Embedded: An NPR Podcast That May Convince You To #Defundthepolice
A Review for Great Pods!
Welcome to the Thunderdome!
If this is the first time you’ve checked out my reviews, then welcome. For everyone else, you know I normally review independent podcasts, and only stray from that when there’s a podcast that really sticks with me. This week’s review falls into that second category.
In an age where too often the topics I care about are under or misreported by many in what is sometimes called the ‘mainstream media’, one outlet has clearly risen above the rest. From their daily reporting to their podcasts, NPR is, in this reviewer’s humble opinion, the gold star in journalism.
Personally, I love so many of their podcasts (and probably will break my ‘only indies’ rule again in the future to review another), but this week I turned my reviewer’s ear to Embedded. Hosted by Kelly McEvers, a two-time Peabody Award winner and former host of probably the best news program in the world, All Things Considered, Embedded is a sort of conglomerate podcast tying in a host of different long-form documentaries under one podcast umbrella.
Ok, that was confusing even to me so let me explain a bit more. What Kelly and her team do with Embedded is choose a topic then spend months digging into that topic like any other docuseries. What’s different is, in effect, Embedded doesn’t have seasons but instead a diverse continuation of series. For example, probably their most famous series was called On Our Watch (already reviewed on Great Pods!) a partnership with other producers about police misconduct investigations.
In their latest, called Changing The Police, they’re taking a bit of a different look at law enforcement. To paraphrase the show’s description, while many have called for defunding or outright abolishing the police, municipalities have taken the more moderate approach of reform. But that term is a large bucket that encompasses multiple different modulations of action. So Kelly and her team embedded (see what I did there?) with the Yonkers Police Department to give listeners an inside listen on what policing in the post-BLM Movement world looks like and, if reform is even possible, how it can be done.
As always, I try to identify any caveats I have to give in reviews and get them out of the way. So here is my caveat with this review; I am an out and proud #defundthepolice supporter. As a person with lived experience with drug use and substance misuse, I’ve seen how police are not the answer firsthand and have been treated poorly by law enforcement for simply living. As a person who works in the drug use and addiction space, one that overlaps heavily with social and criminal justice movements as well as anti-racism work, I fully support a future that doesn’t use armed response as an end all be all solution to literally everything. In fact, many of my company’s merch items include slogans on these topics, including one that says “Don’t Trust Cops Or Copaganda” (you can see all my merch at my Teepublic store).
All of that being said, I actually found the first couple of episodes in this series interesting yet maddening.
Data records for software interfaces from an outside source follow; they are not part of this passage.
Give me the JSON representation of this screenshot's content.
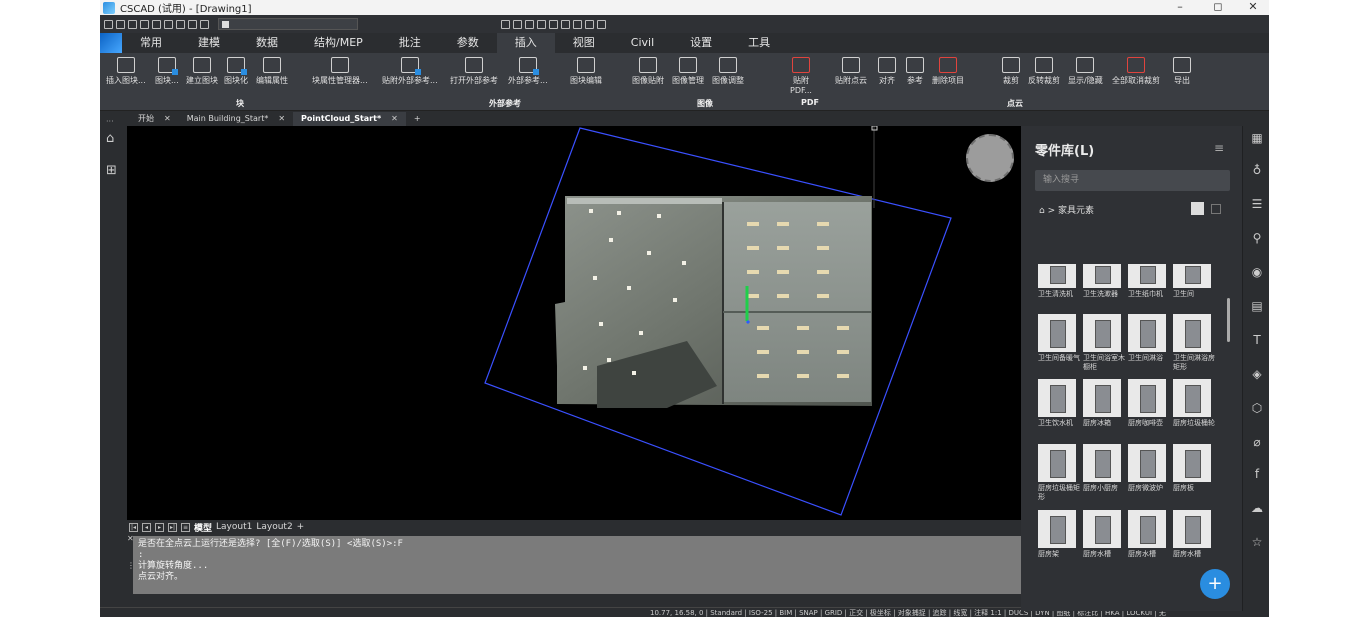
{
  "window": {
    "title": "CSCAD (试用) - [Drawing1]",
    "minimize": "–",
    "maximize": "◻",
    "close": "✕"
  },
  "ribbon": {
    "tabs": [
      "常用",
      "建模",
      "数据",
      "结构/MEP",
      "批注",
      "参数",
      "插入",
      "视图",
      "Civil",
      "设置",
      "工具"
    ],
    "active_tab": "插入",
    "buttons": [
      "插入图块...",
      "图块...",
      "建立图块",
      "图块化",
      "编辑属性",
      "块属性管理器...",
      "贴附外部参考...",
      "打开外部参考",
      "外部参考...",
      "图块编辑",
      "图像贴附",
      "图像管理",
      "图像调整",
      "贴附PDF...",
      "贴附点云",
      "对齐",
      "参考",
      "删除项目",
      "裁剪",
      "反转裁剪",
      "显示/隐藏",
      "全部取消裁剪",
      "导出"
    ],
    "groups": [
      "块",
      "外部参考",
      "图像",
      "PDF",
      "点云"
    ]
  },
  "doc_tabs": [
    {
      "label": "开始",
      "close": "✕"
    },
    {
      "label": "Main Building_Start*",
      "close": "✕"
    },
    {
      "label": "PointCloud_Start*",
      "close": "✕"
    }
  ],
  "doc_tab_add": "+",
  "layout_tabs": [
    "模型",
    "Layout1",
    "Layout2",
    "+"
  ],
  "command_lines": [
    "是否在全点云上运行还是选择? [全(F)/选取(S)] <选取(S)>:F",
    ":",
    "计算旋转角度...",
    "点云对齐。"
  ],
  "status_bar": "10.77, 16.58, 0 | Standard | ISO-25 | BIM | SNAP | GRID | 正交 | 极坐标 | 对象捕捉 | 追踪 | 线宽 | 注释 1:1 | DUCS | DYN | 图纸 | 标注比 | HKA | LOCKUI | 无",
  "library": {
    "title": "零件库(L)",
    "search_placeholder": "输入搜寻",
    "breadcrumb": "> 家具元素",
    "items": [
      "卫生清洗机",
      "卫生洗漱器",
      "卫生纸巾机",
      "卫生间",
      "卫生间备暖气",
      "卫生间浴室木橱柜",
      "卫生间淋浴",
      "卫生间淋浴房矩形",
      "卫生饮水机",
      "厨房冰箱",
      "厨房咖啡壶",
      "厨房垃圾桶轮",
      "厨房垃圾桶矩形",
      "厨房小厨房",
      "厨房微波炉",
      "厨房板",
      "厨房架",
      "厨房水槽",
      "厨房水槽",
      "厨房水槽"
    ],
    "add_button": "+"
  },
  "colors": {
    "accent": "#2a8de0",
    "boundary": "#3a50ff",
    "canvas": "#000000",
    "ribbon": "#3a3d42"
  }
}
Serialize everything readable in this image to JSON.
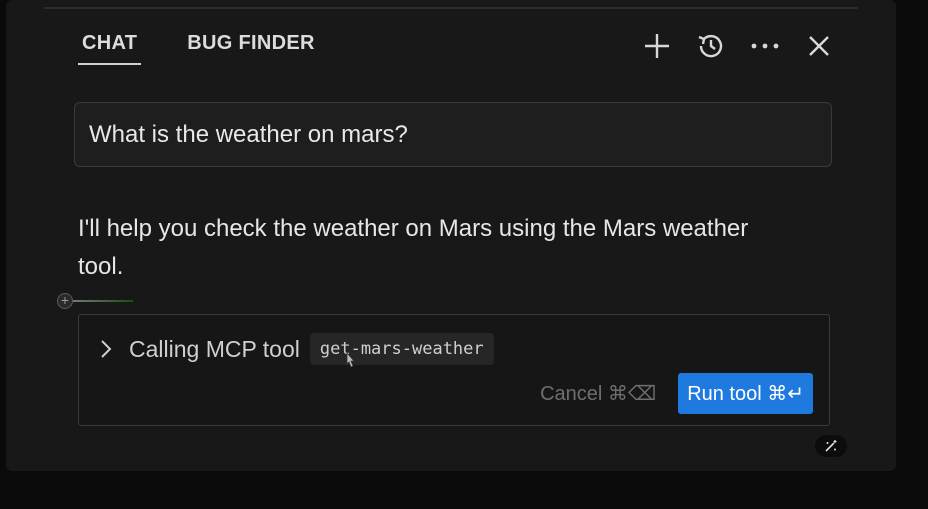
{
  "tabs": [
    {
      "label": "CHAT",
      "active": true
    },
    {
      "label": "BUG FINDER",
      "active": false
    }
  ],
  "toolbar": {
    "icons": [
      "plus-icon",
      "history-icon",
      "more-icon",
      "close-icon"
    ]
  },
  "query": {
    "text": "What is the weather on mars?"
  },
  "reply": {
    "text": "I'll help you check the weather on Mars using the Mars weather tool."
  },
  "tool_call": {
    "label": "Calling MCP tool",
    "tool_name": "get-mars-weather",
    "cancel_label": "Cancel ⌘⌫",
    "run_label": "Run tool ⌘↵"
  },
  "colors": {
    "background": "#181818",
    "accent": "#1f7ae0",
    "text": "#e4e4e4"
  }
}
Quite frankly, I thought they weren’t going far enough in pushing back on the B.S. we typically hear from the police (again, copaganda). Frankly, anyone with half a brain can usually say “well, clearly, that’s not true” when cops talk but members in the media try to both-sides the issue and give outright lies airtime because they came from law enforcement. And I hate that shit. Anyway, then came their latest episode, To Police or Not To Police. Which, and I don’t use this world lightly, was damn near perfect.
This particular episode explores a topic that deserves much more focus; that being the illogical issue of our society using police as a response for issues they not only aren’t trained to handle (mental and other health issues, non-violent disputes etc.) and how some municipalities are finally responding to this obvious oversight by training other first responders instead, a move, sadly, many police and police unions oppose over funding concerns and, too often, a desire to present the world as ten times scarier than it actually is. But I digress.
People who think like I do, that this country has a police problem that throwing more and more money at can’t and won’t solve, are sadly not the majority. But we are nowhere near the extreme minority that many in the, again I hate using this phrase, mainstream media would have you believe. It isn’t often that I hear views like mine expressed outside of the publications and outlets that I respect (looking at you, Filter Mag, Marshall Project, Vice sometimes but I won’t link them because they get enough love already, etc.), so hearing people question what to me seems obvious but, sadly, for too many seems radical, it means a lot, akin to finding out that maybe that weird kink you’re into isn’t actually so weird at all but everyone else is just to ashamed to talk about it. And I appreciate Kelly and her team so much for that freedom.
I give the show a solid 9/10 and encourage you all to listen!
You can check out Embedded at NPR or on Great Pods.